[Start of Attachment]

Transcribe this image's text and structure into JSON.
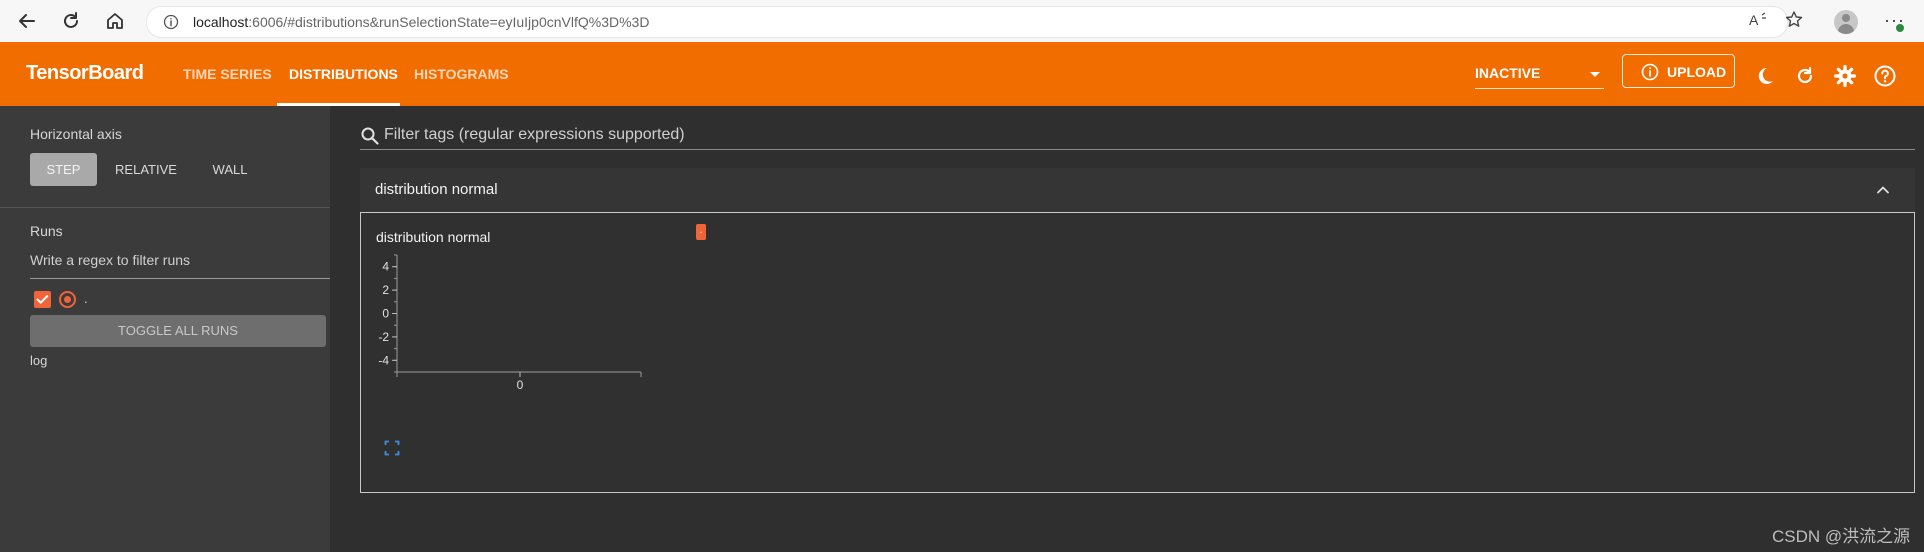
{
  "browser": {
    "url_host": "localhost",
    "url_rest": ":6006/#distributions&runSelectionState=eyIuIjp0cnVlfQ%3D%3D"
  },
  "app": {
    "brand": "TensorBoard",
    "tabs": [
      {
        "label": "TIME SERIES",
        "active": false
      },
      {
        "label": "DISTRIBUTIONS",
        "active": true
      },
      {
        "label": "HISTOGRAMS",
        "active": false
      }
    ],
    "run_state": "INACTIVE",
    "upload_label": "UPLOAD",
    "accent": "#f26d00",
    "run_color": "#f0643a"
  },
  "sidebar": {
    "horizontal_axis_label": "Horizontal axis",
    "axis_options": [
      {
        "label": "STEP",
        "active": true
      },
      {
        "label": "RELATIVE",
        "active": false
      },
      {
        "label": "WALL",
        "active": false
      }
    ],
    "runs_label": "Runs",
    "runs_filter_placeholder": "Write a regex to filter runs",
    "runs": [
      {
        "name": ".",
        "checked": true
      }
    ],
    "toggle_all_label": "TOGGLE ALL RUNS",
    "log_dir": "log"
  },
  "main": {
    "tag_filter_placeholder": "Filter tags (regular expressions supported)",
    "group_title": "distribution normal",
    "card": {
      "title": "distribution normal",
      "run_chip": "."
    }
  },
  "chart_data": {
    "type": "area",
    "title": "distribution normal",
    "xlabel": "",
    "ylabel": "",
    "x_ticks": [
      "0"
    ],
    "y_ticks": [
      "4",
      "2",
      "0",
      "-2",
      "-4"
    ],
    "ylim": [
      -5,
      5
    ],
    "series": []
  },
  "watermark": "CSDN @洪流之源"
}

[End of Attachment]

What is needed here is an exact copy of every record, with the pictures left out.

### Your response
Transcribe this image's text and structure into JSON.
{
  "browser": {
    "url_host": "localhost",
    "url_rest": ":6006/#distributions&runSelectionState=eyIuIjp0cnVlfQ%3D%3D"
  },
  "app": {
    "brand": "TensorBoard",
    "tabs": [
      {
        "label": "TIME SERIES",
        "active": false
      },
      {
        "label": "DISTRIBUTIONS",
        "active": true
      },
      {
        "label": "HISTOGRAMS",
        "active": false
      }
    ],
    "run_state": "INACTIVE",
    "upload_label": "UPLOAD",
    "accent": "#f26d00",
    "run_color": "#f0643a"
  },
  "sidebar": {
    "horizontal_axis_label": "Horizontal axis",
    "axis_options": [
      {
        "label": "STEP",
        "active": true
      },
      {
        "label": "RELATIVE",
        "active": false
      },
      {
        "label": "WALL",
        "active": false
      }
    ],
    "runs_label": "Runs",
    "runs_filter_placeholder": "Write a regex to filter runs",
    "runs": [
      {
        "name": ".",
        "checked": true
      }
    ],
    "toggle_all_label": "TOGGLE ALL RUNS",
    "log_dir": "log"
  },
  "main": {
    "tag_filter_placeholder": "Filter tags (regular expressions supported)",
    "group_title": "distribution normal",
    "card": {
      "title": "distribution normal",
      "run_chip": "."
    }
  },
  "chart_data": {
    "type": "area",
    "title": "distribution normal",
    "xlabel": "",
    "ylabel": "",
    "x_ticks": [
      "0"
    ],
    "y_ticks": [
      "4",
      "2",
      "0",
      "-2",
      "-4"
    ],
    "ylim": [
      -5,
      5
    ],
    "series": []
  },
  "watermark": "CSDN @洪流之源"
}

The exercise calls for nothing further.